Game Boy Link Connector

Cable at the end which plugs into the Game Boy.

 |  6  4  2  |                
2. SO (serial output)       |  BROWN / GREEN*
3. SI (serial input)        |  GREEN / BROWN*
5. SC (serial clock)        |  BLUE*
6. GND                      |  RED*

*Color codes for cheap Game Boy Color link cable, which you can buy on eBay etc. GREEN/BROWN color are swapped in each cable - you must try both variants or use your multimeter.

RJ-12 connector (power from printer's "DK" port)

Cable at the end which plugs into the printer.

 |           |
  | | | | | |
  1 2 3 4 5 6 

4. VIN (24 V)
6. GND 

Gbpxl board supports 10-30 V as VIN voltage.

...if using Arduino Every

  • SO = Arduino pin 4
  • SI = Arduino pin 3
  • SC = Arduino pin 2

Don't connect RJ-12 to Arduino Nano Every, it's VIN input supports 21 V max!

Programming gbpxl

Since gbpxl uses ATmega4809, the programming must be done via UPDI interface, you can't use just your regular USBasp or similar. The UPDI connector uses the pinout based on microUPDI project, which also includes TX/RX connections for easy communication with PC - useful for transfering images etc.

Sadly, since the UPDI is quite new, there are no cheap programmers available yet, but you can build the microUPDI or jtag2updi quite easily by yourself. When uploading, specify "Arduino Nano Every" as your pinout.

Don't forget to unplug the power before connecting UPDI, since the programmer usually powers the device!

Additional stuff


As you can see in the photos and in the schematic, gbpxl also includes a hidden button. It's not populated by default, since there was no space for a microswitch, but you can use tweezers or a wired button for more permanent solution. Its' function is to print the last photo (stored in the buffer) again. It's a useful feature for selecting various settings with DIP switches and for development - since you don't have to wait for the transfer between Game Boy and gbpxl.

If you trigger the button when nothing has been printed yet, it will print the photo of the gbpxl author (stored in test_image_custom_frame.h) :-)


The LED may look kind of useless, since it's hidden inside the case, but it's useful for development and problem solving with data transfer, since it blinks when recieving or sending data.
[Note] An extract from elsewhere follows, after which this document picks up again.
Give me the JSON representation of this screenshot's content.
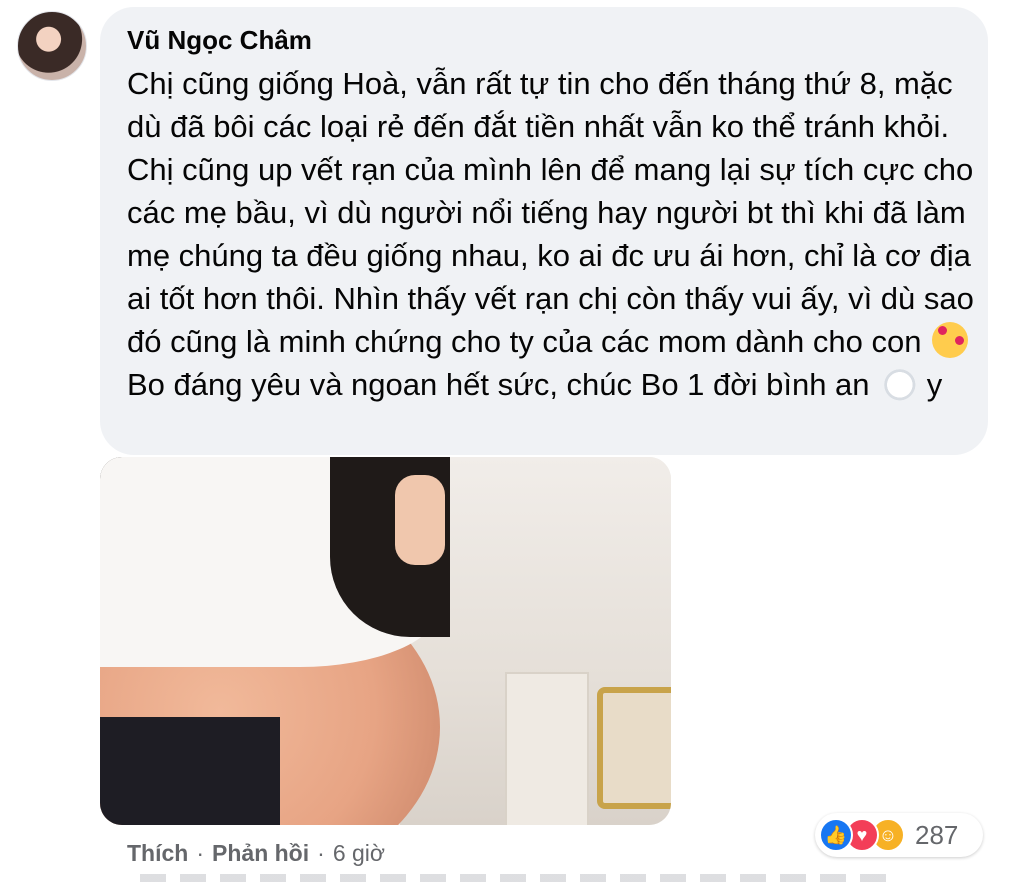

If you want, you can always drill a hole in the plastic connector case to see the LED blinking...


Václav Mach


Big thanks to Brian Khuu for decoding the GBP protocol and making Arduino Game Boy Printer Emulator


An invisible interface between Game Boy Camera and ESC/POS compatible printers.






No releases published